||"A comprehensive, collaborative elections resource."
The Glorious Burden
|Title||The Glorious Burden|
|Last Modified||Chronicler - February 16, 2006 03:23pm|
|Description||Stefan Lorant, The Glorious Burden: The History of the Presidency and Presidential Elections From George Washington to James Earl Carter, Jr. (Lenox MA: Authors Edition, Inc., 1976). |
This book is an introduction to the elections for President from 1789 until 1976. It provides an overview of each election, with many illustrations of the candidates and leading politicians. At the end is a series of tables of the popular and electoral votes.
I purchased my copy in 1980. Since that time, I have used it so much that the spine has broken, and some of the signatures have come out.
Each election chapter follows a set template. A full-page illustration introduces the man elected President in the election to be described.

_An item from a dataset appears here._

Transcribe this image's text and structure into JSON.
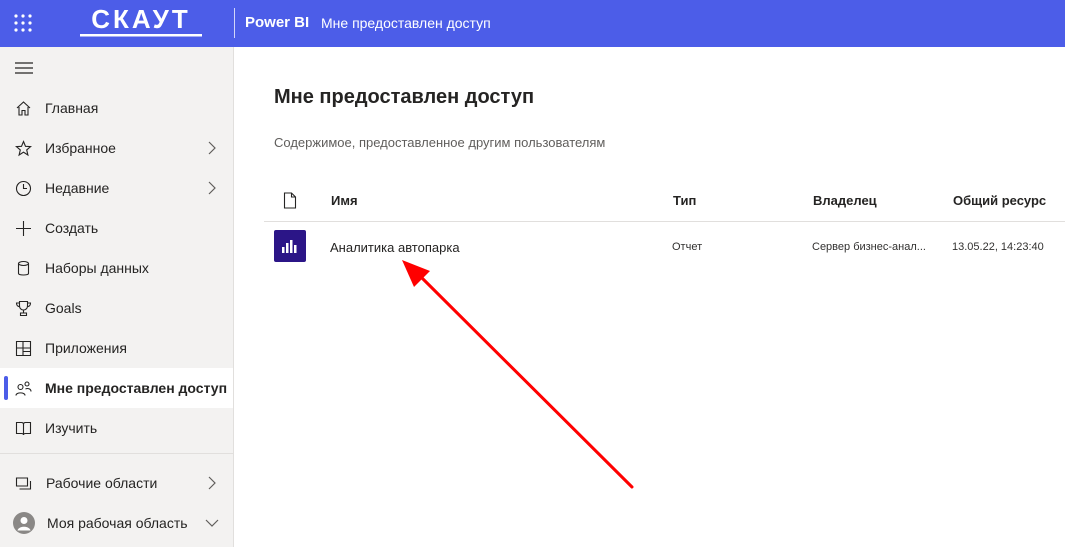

The third page of each election contains photos of the leading candidates for President and (usually) for Vice President. On the same page is a thumbnail sketch of the First Lady chosen in that election. The narrative of each election begins just after the inauguration from the previous chapter and continues to the following inauguration.
Lorant does an excellent job of maintaining a neutral point of view. Most of the evaulations of the candidates follow the standard complaints. He writes that President Adams "had a bad temper, he was stuborn, he was quarrelsome, he was tactless and he was petty" (p. 53). While this is not a favorable view of a President whose character was mauled by both his friends and his enemies, it is the standard assessment President Adams received until the past decade.
Appendix A is a series of tables showing the popular and electoral vote of each election. The tables from 1824 to 1912 are excellent in terms of their coverage of the popular vote. Beginning in 1916, however, Lorant covers fewer and fewer of the non-D and R candidates. In 1948, for example, neither Thurmond nor Wallace are included. At the bottom of each table is a brief statement about the election. An essay runs along the bottom of the pages in the Appendix which discusses sources for the popular vote, means of casting the votes, and challenges to the electoral votes of various states.
Appendix B is an interesting essay on "Political Cartoons and Political Cartoonists." Lorant includes four pages of short biographies of cartoonists.
This book is a very good introduction to presidential elections. To be sure, a separate book could be written on each election (and in some cases such books exist). His collection of photographs is excellent, and if you watch, many political books being printed today use Lorant's selection. This substantial book (1,104 pages) is well worth the price - especially if you are not paying for shipping. The book was printed on high-quality paper and is rather heavy!